● RECORDS PROVIDED:
BEGIN
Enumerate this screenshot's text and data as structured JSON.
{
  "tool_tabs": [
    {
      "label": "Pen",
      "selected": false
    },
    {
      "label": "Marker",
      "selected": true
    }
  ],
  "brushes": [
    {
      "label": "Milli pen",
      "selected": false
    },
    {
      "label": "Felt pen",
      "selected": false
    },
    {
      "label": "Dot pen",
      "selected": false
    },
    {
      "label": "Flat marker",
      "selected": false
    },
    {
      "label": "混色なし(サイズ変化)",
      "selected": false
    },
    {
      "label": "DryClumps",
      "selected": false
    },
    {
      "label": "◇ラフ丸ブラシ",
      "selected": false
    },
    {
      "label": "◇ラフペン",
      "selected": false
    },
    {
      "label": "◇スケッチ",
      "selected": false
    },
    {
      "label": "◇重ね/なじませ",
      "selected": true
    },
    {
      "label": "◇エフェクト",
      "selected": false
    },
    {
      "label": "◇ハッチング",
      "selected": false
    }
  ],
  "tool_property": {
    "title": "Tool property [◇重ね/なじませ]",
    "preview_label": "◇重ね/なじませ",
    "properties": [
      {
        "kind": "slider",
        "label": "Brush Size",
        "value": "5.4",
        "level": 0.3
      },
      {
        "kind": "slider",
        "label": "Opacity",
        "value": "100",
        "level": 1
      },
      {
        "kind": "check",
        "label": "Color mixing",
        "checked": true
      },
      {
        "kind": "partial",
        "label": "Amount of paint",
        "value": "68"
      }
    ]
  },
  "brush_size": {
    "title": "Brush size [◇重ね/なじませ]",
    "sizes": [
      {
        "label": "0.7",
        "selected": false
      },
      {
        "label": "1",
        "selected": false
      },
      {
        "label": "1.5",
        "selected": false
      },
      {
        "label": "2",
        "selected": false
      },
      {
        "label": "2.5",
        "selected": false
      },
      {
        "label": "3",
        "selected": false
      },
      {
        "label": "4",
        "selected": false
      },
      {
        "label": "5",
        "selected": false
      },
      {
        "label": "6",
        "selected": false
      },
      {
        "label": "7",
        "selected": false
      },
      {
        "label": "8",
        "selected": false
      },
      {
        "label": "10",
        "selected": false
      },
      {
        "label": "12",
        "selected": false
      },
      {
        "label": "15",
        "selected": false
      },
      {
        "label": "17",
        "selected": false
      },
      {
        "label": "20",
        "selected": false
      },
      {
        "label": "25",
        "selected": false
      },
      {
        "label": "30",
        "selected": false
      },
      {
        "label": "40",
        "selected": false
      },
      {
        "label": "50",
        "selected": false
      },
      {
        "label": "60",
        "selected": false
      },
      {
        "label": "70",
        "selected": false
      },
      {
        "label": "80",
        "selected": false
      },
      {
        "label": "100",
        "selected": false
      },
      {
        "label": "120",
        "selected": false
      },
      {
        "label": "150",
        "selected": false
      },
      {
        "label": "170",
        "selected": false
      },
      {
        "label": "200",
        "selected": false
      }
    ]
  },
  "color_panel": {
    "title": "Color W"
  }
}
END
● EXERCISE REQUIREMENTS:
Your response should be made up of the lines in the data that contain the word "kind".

● SOLVED EXERCISE:
        "kind": "slider",
        "kind": "slider",
        "kind": "check",
        "kind": "partial",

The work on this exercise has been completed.